Roy Moore hasn’t apologized, but he has used his vacantly grinning wife as a prop in asserting that he didn’t spend much of his thirties chasing teenagers like a pedophilic Alabaman Pepe Le Pew. He’s a good man, his supporters assert, as though goodness in one area of life (in Roy Moore’s case, footage not found) precludes evil in another. What about all of the teenagers he didn’t molest? Is anybody doing stories on them?
Al Franken’s resignation speech was steeped in defensiveness, and the assertion that the president had done way worse, in much the same way that a person who got caught speeding 8 miles over the speed limit would complain to the cop that pulled him over that other cars were going much faster. And he did the “I’m a good guy” thing, too.
“I am proud that during my time in the Senate,” said the Minnesota Democrat from the Senate floor. “I have used my power to be a champion of women. And that I have earned a reputation as someone who respects the women I work alongside every day.”
It’s true that Al Franken has been a champion for women in the Senate, and it may be true that his female colleagues adore him. But it is also true that six women who are not his colleagues have accused him of groping them.
Michigan Democrat John Conyers, who has been accused by a handful of employees of behavior that ranged from non-sexual but nightmarish to sexually inappropriate, has insisted during all of this that he’s a good dude. His legacy, he said, “can’t be compromised or diminished in any way by what we’re going through now.” As though what the American people are concerned about is John Conyers’ legacy in light of sexual harassment allegations.
The implication in these statements, that outside “good” minimizes bad actions, is puzzling. Are these men implying that doing good by enough people buys them the right to be let off the hook easily for actions that aren’t good? Or that they’re somehow better than the typical sexual harasser, who is a cartoonish Weinstein-esque monster masturbating into potted plants and trapping young actresses in cartoon hallways? If that was the case, rooting these guys out would be easy; just look for the shifty-eyed demon with his dick out in public.
Reality is much more banal, but its banality doesn’t lessen its harm. And while not all sexual misconduct is the same—pretending what Al Franken did is the same thing as what Roy Moore allegedly did is idiotic—it’s all well above the threshold of “bad.” The “typical” harasser probably thinks of himself as an overall good guy. Most people think of themselves as, at least, the protagonists in their own stories. They’ve just screwed up once, or twice, or six times, or 19 times.
“I respect women. I don’t respect men who don’t,” Al Franken said during his resignation speech. Roy Moore is riding to his local polling station on horseback, alongside his wife. Trent Franks will return to Arizona, where he will continue to insist that he’s better than the other guys who have done exactly what he has.

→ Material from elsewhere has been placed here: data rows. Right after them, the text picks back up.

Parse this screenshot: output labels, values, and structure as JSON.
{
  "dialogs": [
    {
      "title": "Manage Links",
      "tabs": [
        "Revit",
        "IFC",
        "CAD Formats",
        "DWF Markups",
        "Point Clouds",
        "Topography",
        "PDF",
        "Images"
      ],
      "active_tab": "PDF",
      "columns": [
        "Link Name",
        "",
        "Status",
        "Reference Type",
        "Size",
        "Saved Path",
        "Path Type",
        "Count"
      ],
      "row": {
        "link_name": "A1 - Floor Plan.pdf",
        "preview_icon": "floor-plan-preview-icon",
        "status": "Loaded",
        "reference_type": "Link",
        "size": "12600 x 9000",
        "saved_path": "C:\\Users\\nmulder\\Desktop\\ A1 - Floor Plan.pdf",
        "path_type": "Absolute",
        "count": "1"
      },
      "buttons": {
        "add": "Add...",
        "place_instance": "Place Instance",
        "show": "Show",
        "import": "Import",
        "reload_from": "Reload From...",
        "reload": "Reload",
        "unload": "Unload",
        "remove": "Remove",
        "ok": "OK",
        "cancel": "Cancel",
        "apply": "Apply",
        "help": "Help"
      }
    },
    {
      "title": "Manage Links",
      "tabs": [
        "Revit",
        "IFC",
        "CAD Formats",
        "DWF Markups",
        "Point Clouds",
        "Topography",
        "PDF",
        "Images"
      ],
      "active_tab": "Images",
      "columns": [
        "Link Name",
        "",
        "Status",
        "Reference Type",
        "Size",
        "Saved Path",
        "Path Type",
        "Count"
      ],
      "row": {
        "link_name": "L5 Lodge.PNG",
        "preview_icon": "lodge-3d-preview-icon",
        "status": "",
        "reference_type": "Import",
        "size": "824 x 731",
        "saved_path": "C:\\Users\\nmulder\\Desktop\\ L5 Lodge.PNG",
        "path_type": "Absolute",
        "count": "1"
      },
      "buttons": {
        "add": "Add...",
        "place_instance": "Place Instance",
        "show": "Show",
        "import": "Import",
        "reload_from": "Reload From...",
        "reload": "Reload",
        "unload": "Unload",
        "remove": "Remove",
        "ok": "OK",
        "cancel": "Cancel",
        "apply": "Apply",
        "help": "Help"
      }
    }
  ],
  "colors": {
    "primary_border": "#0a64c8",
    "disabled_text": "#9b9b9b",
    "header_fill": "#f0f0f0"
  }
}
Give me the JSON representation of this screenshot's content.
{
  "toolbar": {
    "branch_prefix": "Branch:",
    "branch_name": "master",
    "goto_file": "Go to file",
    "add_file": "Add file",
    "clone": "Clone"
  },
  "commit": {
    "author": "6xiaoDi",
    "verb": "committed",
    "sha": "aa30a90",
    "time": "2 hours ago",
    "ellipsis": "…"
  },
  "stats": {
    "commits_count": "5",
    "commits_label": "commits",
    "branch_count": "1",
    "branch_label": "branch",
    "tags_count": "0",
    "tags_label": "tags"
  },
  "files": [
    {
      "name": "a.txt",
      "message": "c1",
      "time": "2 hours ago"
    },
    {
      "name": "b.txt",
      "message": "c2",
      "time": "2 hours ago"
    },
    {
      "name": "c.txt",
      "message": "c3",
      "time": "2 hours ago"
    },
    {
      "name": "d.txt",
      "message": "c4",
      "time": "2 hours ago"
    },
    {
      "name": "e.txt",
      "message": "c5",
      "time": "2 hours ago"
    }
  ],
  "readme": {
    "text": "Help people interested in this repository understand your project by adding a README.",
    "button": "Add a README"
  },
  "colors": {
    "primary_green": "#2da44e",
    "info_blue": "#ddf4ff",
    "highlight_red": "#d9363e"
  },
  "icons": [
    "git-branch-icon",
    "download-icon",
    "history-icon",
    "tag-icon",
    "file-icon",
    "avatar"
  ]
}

Sexual misconduct doesn’t necessarily make somebody an irredeemably bad person. But these men’s refusal to see themselves as what they are, as what they’ve done, certainly won’t help them move toward a place of growth and reconciliation.